First of all, let’s get a quick lesson out of the way so everyone is on the same page. When something is legal, it follows the rules that our government has set forth. When something is moral, it follows the rules that your society or community says is acceptable.
Ethics are more personal and individual. Your ethical code is what you believe to be right, which may or may not match up with what is morally or legally acceptable. Contradiction may exist between an action we see as acceptable, and legal punishment if that action is acted upon.
Some people believe that the world has gray areas. This means that in certain situations, they believe that doing something bad could feasibly be considered justifiable. Reacher sees things in black and white; either something is wrong, or something is right. This is where his ethical code comes into play. He will do what society considers morally wrong if he feels it would be ethically correct.
For instance, Reacher beats the holy hell out of two low-level gang members who are extorting small businesses. He considers it ethically OK for him to beat the daylights out of these two men because they are threatening to hurt others with their actions. He realizes that even though he is ethically in the clear, legally and morally he might be in trouble.
Reacher is such a classy character though, that he doesn’t run away from conflicts. Since he feels that what he did was right, he will stand by his decision instead of running away from confrontation or repercussions.
The main conflict of this story is that women are dying. There is a serial killer on the loose, and the FBI can’t figure out who is behind the attacks or who will be attacked next. Their profilers believe that the man behind the murders is “A smart guy, a loner, Army, knew both victims, movements unaccounted for, a brutal vigilante personality.” They believe that this description fits Reacher to a tee. They bring him into the case in a way that is possibly wrong on a legal and moral level. Of course, this does not endear Reacher to their cause. Reacher does not want on the case, but is in such a situation that he has to act as a consultant.
The reasoning behind each decision Reacher makes in this book is utterly fascinating. There are so many different events that are vying for his attention, yet somehow, by the grace of the writing gods, everything flawlessly fits together.

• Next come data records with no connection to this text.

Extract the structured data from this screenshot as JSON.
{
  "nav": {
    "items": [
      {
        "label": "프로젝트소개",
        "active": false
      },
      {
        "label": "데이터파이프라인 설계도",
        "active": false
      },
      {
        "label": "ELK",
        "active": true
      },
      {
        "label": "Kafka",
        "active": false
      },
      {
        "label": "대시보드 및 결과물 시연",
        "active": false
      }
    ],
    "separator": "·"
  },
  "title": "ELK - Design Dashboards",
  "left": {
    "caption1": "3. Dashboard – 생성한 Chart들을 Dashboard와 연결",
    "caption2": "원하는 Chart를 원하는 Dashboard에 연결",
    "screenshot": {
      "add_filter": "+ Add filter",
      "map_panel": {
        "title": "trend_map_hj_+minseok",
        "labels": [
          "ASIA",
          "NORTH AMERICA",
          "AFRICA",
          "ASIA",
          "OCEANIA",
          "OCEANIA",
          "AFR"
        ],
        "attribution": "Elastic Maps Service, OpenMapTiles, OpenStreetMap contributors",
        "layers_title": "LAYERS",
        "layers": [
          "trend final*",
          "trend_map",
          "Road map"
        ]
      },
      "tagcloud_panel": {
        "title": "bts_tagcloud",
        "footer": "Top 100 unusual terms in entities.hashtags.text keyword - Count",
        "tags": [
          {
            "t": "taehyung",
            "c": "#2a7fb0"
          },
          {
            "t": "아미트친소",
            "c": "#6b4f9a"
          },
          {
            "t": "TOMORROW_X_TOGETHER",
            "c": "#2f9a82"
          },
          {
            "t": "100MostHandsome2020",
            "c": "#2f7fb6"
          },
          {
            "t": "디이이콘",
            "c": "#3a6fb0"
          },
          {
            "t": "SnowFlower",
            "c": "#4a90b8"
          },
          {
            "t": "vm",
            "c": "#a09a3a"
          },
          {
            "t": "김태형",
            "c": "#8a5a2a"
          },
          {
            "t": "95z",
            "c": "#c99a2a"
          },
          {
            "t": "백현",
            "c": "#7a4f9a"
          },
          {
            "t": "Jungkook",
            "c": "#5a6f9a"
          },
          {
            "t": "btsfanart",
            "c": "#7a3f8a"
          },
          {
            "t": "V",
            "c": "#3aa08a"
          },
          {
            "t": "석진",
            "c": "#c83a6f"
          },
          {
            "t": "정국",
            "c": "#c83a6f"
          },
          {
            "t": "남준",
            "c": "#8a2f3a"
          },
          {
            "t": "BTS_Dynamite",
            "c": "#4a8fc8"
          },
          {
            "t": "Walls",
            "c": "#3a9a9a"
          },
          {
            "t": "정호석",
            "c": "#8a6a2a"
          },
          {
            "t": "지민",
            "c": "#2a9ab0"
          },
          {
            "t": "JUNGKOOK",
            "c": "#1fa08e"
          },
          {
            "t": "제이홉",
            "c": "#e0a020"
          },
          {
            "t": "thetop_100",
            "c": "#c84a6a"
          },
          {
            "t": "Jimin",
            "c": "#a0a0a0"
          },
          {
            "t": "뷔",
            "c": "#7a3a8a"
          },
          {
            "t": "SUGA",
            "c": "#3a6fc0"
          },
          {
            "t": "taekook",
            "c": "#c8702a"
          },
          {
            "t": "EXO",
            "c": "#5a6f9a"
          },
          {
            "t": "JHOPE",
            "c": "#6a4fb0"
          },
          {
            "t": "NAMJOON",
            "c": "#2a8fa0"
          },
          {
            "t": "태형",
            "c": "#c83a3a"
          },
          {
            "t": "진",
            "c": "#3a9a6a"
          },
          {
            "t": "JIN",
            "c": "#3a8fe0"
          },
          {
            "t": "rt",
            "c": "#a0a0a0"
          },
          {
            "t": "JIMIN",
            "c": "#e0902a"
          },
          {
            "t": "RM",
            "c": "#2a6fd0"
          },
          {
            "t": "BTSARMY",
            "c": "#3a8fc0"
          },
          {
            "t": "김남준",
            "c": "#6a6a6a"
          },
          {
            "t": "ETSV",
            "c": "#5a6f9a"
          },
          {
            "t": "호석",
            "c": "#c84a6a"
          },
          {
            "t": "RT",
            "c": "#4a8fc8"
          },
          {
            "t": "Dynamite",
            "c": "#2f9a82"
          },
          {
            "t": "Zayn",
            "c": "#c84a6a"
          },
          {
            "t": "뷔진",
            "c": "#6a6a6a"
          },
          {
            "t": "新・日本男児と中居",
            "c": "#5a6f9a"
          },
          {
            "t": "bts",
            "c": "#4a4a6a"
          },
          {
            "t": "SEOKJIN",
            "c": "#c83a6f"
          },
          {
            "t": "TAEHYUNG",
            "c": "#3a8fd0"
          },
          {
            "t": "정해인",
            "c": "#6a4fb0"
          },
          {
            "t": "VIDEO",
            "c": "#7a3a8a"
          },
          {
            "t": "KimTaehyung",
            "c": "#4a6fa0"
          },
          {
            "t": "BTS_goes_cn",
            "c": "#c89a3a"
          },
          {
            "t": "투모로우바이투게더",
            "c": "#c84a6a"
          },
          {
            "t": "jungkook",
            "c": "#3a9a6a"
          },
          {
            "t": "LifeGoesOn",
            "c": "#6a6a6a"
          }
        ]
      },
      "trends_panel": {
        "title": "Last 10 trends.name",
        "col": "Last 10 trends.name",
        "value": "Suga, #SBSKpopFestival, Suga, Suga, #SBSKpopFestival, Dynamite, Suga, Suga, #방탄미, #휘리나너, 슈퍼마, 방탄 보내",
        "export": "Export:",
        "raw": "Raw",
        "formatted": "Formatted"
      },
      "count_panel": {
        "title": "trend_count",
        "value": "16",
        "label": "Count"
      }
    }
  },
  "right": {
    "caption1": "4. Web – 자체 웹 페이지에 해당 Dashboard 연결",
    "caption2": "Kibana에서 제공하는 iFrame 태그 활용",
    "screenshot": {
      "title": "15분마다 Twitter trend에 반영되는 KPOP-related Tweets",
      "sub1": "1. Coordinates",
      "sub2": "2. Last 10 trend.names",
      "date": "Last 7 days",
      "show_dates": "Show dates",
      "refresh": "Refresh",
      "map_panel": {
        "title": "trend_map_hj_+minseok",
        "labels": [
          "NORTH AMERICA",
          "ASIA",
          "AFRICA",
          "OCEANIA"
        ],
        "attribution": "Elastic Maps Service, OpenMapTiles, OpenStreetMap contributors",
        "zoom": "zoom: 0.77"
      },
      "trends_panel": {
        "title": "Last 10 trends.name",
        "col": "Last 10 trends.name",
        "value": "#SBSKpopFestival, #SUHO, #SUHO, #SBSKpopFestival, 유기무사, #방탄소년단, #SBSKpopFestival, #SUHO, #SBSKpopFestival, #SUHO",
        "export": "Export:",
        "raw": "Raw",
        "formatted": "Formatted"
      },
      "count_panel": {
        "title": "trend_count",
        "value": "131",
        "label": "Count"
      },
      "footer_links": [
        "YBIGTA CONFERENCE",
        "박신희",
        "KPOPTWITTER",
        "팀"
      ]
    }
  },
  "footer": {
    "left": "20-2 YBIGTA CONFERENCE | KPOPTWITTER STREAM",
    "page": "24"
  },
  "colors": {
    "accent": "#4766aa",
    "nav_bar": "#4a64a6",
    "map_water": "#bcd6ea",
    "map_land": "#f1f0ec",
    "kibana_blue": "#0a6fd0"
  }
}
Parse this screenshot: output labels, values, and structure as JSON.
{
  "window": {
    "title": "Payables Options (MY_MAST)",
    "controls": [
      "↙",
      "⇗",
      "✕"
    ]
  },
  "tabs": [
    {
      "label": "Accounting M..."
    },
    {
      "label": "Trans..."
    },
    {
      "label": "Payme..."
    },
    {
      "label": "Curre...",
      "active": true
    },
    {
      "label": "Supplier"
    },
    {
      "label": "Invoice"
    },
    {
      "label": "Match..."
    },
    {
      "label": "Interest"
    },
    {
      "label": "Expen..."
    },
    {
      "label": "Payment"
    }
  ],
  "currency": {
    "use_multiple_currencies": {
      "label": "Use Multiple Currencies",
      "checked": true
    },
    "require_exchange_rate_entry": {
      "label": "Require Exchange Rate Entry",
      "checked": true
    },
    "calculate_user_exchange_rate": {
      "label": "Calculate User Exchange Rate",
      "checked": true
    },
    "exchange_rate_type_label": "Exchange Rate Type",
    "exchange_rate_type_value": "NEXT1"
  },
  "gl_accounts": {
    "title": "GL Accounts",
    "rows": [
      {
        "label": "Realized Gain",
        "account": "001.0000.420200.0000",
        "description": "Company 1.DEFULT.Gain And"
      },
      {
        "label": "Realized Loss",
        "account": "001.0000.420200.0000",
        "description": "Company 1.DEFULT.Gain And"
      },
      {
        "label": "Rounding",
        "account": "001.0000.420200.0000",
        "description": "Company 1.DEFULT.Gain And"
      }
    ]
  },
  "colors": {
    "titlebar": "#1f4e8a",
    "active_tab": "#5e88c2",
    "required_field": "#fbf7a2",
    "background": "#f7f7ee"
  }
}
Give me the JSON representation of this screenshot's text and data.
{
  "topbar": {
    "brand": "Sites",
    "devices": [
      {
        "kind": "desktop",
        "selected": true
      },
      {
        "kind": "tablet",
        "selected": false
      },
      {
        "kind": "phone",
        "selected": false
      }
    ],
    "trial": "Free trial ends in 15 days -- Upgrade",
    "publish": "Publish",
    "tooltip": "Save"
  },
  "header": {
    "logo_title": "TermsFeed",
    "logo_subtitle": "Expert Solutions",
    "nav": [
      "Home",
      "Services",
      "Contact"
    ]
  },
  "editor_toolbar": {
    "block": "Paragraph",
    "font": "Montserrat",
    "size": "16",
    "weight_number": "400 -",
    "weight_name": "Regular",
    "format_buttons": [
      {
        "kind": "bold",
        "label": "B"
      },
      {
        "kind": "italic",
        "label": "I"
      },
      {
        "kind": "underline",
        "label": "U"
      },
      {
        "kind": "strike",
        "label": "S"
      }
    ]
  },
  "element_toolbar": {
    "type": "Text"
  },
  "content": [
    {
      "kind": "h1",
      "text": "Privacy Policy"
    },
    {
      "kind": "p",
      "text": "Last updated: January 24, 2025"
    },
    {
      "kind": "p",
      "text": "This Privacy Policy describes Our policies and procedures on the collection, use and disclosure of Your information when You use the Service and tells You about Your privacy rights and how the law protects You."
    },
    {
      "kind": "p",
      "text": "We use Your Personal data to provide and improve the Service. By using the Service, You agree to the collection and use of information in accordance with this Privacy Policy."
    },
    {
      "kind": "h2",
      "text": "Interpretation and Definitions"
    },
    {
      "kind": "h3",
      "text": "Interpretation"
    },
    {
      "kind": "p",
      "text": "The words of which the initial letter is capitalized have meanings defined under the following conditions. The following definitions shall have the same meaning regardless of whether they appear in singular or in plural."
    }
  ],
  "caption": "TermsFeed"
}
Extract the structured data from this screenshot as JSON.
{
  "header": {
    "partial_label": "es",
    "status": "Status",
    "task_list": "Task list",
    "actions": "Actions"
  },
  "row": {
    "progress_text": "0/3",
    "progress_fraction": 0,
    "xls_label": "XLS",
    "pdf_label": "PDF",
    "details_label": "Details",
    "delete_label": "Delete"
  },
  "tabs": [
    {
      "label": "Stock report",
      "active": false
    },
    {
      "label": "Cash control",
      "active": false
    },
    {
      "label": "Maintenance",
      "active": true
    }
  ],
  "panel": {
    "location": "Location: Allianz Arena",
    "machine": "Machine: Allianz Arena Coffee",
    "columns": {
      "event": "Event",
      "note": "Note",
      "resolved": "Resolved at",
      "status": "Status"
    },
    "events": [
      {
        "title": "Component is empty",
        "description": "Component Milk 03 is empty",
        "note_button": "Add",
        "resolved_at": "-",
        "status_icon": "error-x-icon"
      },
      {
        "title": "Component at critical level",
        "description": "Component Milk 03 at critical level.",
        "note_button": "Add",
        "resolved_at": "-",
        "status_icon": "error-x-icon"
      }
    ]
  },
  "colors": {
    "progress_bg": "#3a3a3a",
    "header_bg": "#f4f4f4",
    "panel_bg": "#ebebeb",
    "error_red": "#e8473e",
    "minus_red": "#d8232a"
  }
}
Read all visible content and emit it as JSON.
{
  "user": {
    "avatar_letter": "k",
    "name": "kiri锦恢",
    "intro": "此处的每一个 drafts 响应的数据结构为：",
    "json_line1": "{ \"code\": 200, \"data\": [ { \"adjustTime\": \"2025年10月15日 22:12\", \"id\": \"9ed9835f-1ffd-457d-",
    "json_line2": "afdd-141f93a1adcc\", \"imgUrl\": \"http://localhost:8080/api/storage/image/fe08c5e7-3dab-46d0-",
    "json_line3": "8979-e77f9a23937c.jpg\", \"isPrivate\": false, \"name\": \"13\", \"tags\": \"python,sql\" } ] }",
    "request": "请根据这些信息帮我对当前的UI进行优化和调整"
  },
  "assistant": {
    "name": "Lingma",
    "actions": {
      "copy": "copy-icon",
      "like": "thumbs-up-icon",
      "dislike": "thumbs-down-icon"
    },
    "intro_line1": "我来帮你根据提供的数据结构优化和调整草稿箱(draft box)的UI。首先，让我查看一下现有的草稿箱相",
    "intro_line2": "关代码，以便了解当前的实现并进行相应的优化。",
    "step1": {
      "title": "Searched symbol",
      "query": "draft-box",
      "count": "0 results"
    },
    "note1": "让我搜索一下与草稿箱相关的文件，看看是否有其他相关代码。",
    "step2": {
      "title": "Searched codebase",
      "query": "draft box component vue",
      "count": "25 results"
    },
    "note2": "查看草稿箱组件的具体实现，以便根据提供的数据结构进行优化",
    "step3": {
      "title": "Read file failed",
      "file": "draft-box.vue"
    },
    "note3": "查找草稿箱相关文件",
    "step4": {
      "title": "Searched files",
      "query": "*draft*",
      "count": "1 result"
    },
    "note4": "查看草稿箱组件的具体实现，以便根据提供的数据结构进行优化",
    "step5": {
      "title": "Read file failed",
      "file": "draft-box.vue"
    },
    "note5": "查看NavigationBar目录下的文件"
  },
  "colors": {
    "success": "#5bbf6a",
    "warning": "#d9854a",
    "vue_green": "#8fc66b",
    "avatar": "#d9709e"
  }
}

You’ll be amazed with the way Reacher works things out and how his seemingly random actions end up being significant in one way or another. Reacher is formidable, the book is full of fight scenes and some dark humor, and it really makes you think about the rules you live your life by. What are you willing to do?